Constantine Kitsopoulos has made a name for himself as a conductor whose musical experiences comfortably span the worlds of opera and symphony, where he conducts in such venues as Carnegie Hall, Avery Fisher Hall and Royal Albert Hall, and musical theater, where he can be found leading orchestras on Broadway.

Kitsopoulos is in his eighth year as music director of the Queens Symphony Orchestra and continues as general director of Chatham Opera, which he founded in 2005.

He serves as music director of the Festival of the Arts BOCA, an extraordinary multiday cultural arts event for South Florida, and was most recently appointed artistic director of the OK Mozart Festival, Oklahoma's premier music festival.

In addition to his ongoing music director commitments, in the 2014-15 season Kitsopoulos led the New York Philharmonic in holiday subscription concerts following a notable debut the previous season.

He returned to the symphony orchestras of San Francisco, New Jersey, Houston and North Carolina, and makes debuts with the Florida Orchestra, San Antonio Symphony, Louisville Orchestra and Toledo Symphony. A frequent guest conductor at Indiana University, he led Menotti's Last Savage and Rodgers and Hammerstein's South Pacific.

Kitsopoulos also maintains a busy opera schedule. In recent seasons, he has led annual productions at the Indiana University Opera Theater of Gilbert & Sullivan's H.M.S. Pinafore (2013-14), Verdi's Falstaff (2012-13), Bolcom's A View from the Bridge (2011-2012), Strauss' Die Fledermaus (2010-11) and Loesser's The Most Happy Fella (2010-11).

Also much in demand as a theater conductor, both on Broadway and nationwide, Kitsopoulos was music director and conductor of Rodgers and Hammerstein's Cinderella on Broadway.

He served as music director and conductor of The Gershwins' Porgy and Bess, the Tony-Award winning Broadway musical revival featuring Audra McDonald and Norm Lewis which ran until September 2012.

Prior to that, he was conductor and musical director of the Tony-nominated musical A Catered Affair, the Tony-nominated musical Coram Boy and the American Conservatory Theatre's production of Kurt Weill's Happy End, for which he recorded the cast album at Skywalker Ranch.

Other musical theater highlights include serving as music director and principal conductor of Baz Luhrmann's highly acclaimed production of Puccini's La Bohème, conducting the new musical Mambo Kings in San Francisco, serving as music director of Frank Wildhorn's Dracula and Les Misérables, and conducting Matthew Bourne's Broadway production of Tchaikovsky's Swan Lake.

Kitsopoulos' most recent recording is the Grammy Award-winning original Broadway cast album of the Tony-Award winning The Gershwins' Porgy and Bess, released in May 2012 on P.S. Classics.

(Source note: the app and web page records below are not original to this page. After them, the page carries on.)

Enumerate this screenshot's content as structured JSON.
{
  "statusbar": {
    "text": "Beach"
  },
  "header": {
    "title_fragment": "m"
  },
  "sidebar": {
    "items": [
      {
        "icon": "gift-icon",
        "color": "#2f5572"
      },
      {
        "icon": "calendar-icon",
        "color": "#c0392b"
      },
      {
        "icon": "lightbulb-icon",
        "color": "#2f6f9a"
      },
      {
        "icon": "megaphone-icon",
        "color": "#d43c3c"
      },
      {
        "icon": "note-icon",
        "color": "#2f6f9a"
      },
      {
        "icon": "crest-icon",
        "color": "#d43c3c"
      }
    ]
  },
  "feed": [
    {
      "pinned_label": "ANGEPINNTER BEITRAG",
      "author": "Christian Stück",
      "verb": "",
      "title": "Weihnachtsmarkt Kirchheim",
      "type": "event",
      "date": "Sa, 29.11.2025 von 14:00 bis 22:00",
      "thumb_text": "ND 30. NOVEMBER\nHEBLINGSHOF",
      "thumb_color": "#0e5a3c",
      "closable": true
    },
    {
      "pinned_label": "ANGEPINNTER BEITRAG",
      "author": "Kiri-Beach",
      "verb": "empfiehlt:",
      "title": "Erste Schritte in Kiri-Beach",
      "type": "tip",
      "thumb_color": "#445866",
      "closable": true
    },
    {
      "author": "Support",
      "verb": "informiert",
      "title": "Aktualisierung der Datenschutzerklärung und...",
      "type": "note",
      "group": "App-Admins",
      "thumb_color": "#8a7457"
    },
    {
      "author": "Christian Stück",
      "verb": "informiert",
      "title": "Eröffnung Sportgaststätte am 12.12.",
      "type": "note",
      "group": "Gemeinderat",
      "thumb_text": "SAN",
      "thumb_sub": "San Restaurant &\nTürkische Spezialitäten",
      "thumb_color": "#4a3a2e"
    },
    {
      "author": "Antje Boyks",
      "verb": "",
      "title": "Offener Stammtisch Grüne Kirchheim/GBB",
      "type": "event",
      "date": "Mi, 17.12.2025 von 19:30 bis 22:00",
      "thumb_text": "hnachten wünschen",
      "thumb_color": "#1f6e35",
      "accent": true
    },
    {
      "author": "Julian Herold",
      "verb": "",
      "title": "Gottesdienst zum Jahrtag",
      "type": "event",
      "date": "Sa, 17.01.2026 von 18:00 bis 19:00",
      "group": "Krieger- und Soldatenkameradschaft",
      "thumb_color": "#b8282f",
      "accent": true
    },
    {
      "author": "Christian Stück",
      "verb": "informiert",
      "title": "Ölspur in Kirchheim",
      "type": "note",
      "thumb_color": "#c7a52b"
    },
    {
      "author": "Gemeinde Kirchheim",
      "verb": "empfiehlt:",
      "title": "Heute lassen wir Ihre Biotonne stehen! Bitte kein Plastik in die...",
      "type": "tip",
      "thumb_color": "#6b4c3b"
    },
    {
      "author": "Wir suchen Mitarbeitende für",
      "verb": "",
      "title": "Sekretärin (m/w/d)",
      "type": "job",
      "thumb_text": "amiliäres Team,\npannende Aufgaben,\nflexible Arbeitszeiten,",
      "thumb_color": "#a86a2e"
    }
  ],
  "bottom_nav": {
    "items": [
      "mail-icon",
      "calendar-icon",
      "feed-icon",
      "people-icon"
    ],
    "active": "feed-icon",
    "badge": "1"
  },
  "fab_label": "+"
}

His first recording, Baz Luhrmann's production of La Bohème, is available on Dreamworks. Also available are recordings of Happy End, the only English-language recording of the work, and an original Broadway cast recording of A Catered Affair on P.S. Classics.

Kitsopoulos studied conducting with his principal teacher Vincent La Selva, as well as Gustav Meier, Sergiu Commissiona and Semyon Bychkov. He studied piano with Marienka Michna, Chandler Gregg, Ed Edson and Sophia Rosoff.

To learn more about the Pacific Symphony Music Director Carl St.Clair, click here.